Locust Grove decorated for Christmas in the traditional manor of the 1810’s.
Information on the family of George Rogers Clark is taken from articles written for The Filson Club History Quarterly 1935-1940, by Rogers Clark Ballard Thurston. In his latter years, General Clark lived with his sister, Lucy, who married William Croghan. Their home was Locust Grove, located on Blankenbaker Road near the Ohio River. Ritchey and I love to visit Locust Grove – in addition to being open all year, special events are held – a spring garden show in May, a Jane Austen festival in July, an 18th Century Market Fair the last week in October and Christmas at Locust Grove in December. I will share some photos we’ve taken.
Tea during the Christmas festivities.
George Rogers Clark was born in Albemarle County, Virginia, in 1752. Within a few years his family moved to Caroline County, Virginia. Parents John Clark and Ann Rogers had ten children, all born in Virginia: Jonathan; George Rogers; Ann; John, Jr.; Richard; Edmund; Lucy; Elizabeth; William and Frances Eleanor. Some of the general’s family moved to the Louisville area of Kentucky – including his parents. His parents home, Mulberry Hill, was on the eastern outskirts of Louisville, on Beargrass Creek. Of the six sons of John and Ann Clark, five served as commissioned officers and the youngest, William, was one-half of the Lewis and Clark duo whose famous expedition to the northwest was made 1804-1806.
Cooking Carolina rice and his Lordship’s beef – delicious together in a bowl – at the 18th Century Market Fair!
With bread and cheese we had quite a sumptuous meal!
George Rogers Clark was a surveyor and as early as 1772 made a trip down the Ohio River. By 1776 he stayed in Kentucky and became the one to whom others in the state looked to for advice and leadership. For a short time Clark was at Ford Harrod in Mercer County.
Ritchey talking about cannon and shot.
The general and I discussing his last visit to Washington City.

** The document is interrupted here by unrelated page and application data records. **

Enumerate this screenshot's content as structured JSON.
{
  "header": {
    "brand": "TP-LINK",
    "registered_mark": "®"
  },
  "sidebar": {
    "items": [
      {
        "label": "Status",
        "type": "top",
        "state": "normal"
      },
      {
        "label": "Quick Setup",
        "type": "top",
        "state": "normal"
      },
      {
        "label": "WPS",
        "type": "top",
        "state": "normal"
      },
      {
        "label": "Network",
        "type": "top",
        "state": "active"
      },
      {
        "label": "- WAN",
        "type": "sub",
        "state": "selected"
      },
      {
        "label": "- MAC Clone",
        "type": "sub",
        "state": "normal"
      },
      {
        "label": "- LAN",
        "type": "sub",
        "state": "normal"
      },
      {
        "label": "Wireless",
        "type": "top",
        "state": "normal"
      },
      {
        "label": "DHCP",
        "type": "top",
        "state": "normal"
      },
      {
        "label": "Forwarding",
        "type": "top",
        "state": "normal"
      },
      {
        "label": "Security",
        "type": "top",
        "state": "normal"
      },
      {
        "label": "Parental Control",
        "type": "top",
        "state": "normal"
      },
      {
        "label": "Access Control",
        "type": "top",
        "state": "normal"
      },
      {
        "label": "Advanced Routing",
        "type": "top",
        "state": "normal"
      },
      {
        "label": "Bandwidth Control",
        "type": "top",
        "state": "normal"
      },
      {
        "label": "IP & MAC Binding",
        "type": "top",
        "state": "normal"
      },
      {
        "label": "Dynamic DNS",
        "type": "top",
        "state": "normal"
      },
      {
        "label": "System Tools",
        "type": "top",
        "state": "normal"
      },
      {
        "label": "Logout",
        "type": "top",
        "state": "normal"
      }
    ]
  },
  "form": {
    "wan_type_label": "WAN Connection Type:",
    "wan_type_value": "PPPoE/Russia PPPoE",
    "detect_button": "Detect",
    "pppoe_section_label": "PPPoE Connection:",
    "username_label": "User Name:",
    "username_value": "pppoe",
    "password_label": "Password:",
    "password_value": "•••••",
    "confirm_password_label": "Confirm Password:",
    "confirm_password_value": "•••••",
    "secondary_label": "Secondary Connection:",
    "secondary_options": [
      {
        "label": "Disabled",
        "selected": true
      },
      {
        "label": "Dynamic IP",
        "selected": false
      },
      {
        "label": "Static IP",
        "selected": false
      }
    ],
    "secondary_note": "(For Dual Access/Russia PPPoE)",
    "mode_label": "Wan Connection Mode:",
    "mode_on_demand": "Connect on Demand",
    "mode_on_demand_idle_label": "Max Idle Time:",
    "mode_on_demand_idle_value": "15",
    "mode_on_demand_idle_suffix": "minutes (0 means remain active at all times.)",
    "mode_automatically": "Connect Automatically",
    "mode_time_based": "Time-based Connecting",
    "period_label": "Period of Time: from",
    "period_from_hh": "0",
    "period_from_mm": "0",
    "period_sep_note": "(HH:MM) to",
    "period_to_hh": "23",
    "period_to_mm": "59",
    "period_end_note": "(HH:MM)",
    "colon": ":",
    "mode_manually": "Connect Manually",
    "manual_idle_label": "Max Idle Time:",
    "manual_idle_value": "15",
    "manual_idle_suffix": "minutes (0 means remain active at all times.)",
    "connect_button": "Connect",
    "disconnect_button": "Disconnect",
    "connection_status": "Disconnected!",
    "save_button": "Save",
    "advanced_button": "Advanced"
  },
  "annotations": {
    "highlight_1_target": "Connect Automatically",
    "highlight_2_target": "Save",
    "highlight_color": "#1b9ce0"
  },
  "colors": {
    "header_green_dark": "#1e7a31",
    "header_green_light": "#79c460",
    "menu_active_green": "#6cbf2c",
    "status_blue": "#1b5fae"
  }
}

In 1809 General Clark stumbled and fell at the fireplace and one of his legs was burned. Erysipelas set in and his leg was amputated above the knee. It was at this time that he came to live with his sister and brother-in-law at Locust Grove. He lived an additional nine years, dying February 13, 1818. Immediate survivors were his brother William, in St. Louis, and three sisters, Ann Gwathmey, Lucy Croghan and Fanny Fitzhugh. He was buried in the Croghan family cemetery at Locust Grove.
General George Rogers Clark, November 9, 1752, died February 13, 1818. Croghan Family Cemetery, Louisville, Jefferson County, Kentucky.
In 1869, from a bequest from Isaac Clark, son of Jonathan, lots were procured in Cave Hill Cemetery, and many of the graves were moved to that location, including General Clark’s.
General George Rogers Clark’s burial spot at Cave Hill Cemetery, Louisville, Jefferson County, Kentucky.
Categories: Family Stories
Really good and informative article – I had no idea!!!
Thanks this was most interesting. Did not know this. The book “Undaunted Courage” about the expedition is a must read. v
Undaunted Courage is one of my favorite books!
One of the places I have loved reading about over the years. My husband has Grogans in his line, and there was a big debate as to whether the Grogans were originally Croghans or Crogans. I don’t think that has been resolved. We lived in Louisville 50 years ago but weren’t into genealogy at that time. Now we look back on it and wish we had visited Mulberry Hill. Love your article!
There are trees on Ancestry showing that George Rogers Clark married Jane Mercer and that they had children. Everything I have read states that he never married. Any idea where the marriage information originated? Thanks.
I’m not sure where they got their information, but he did not marry.
I am currently reading Undaunted Courage and it is excellent. Prior to that I read From Sea to Shining Sea by James Alexander Thom. It is amazing! It’s about the Clark family, mainly George Rogers Clark and William Clark.
Undaunted Courage is one of those books I couldn’t put down! I’ll put From Sea to Shining Sea on my list!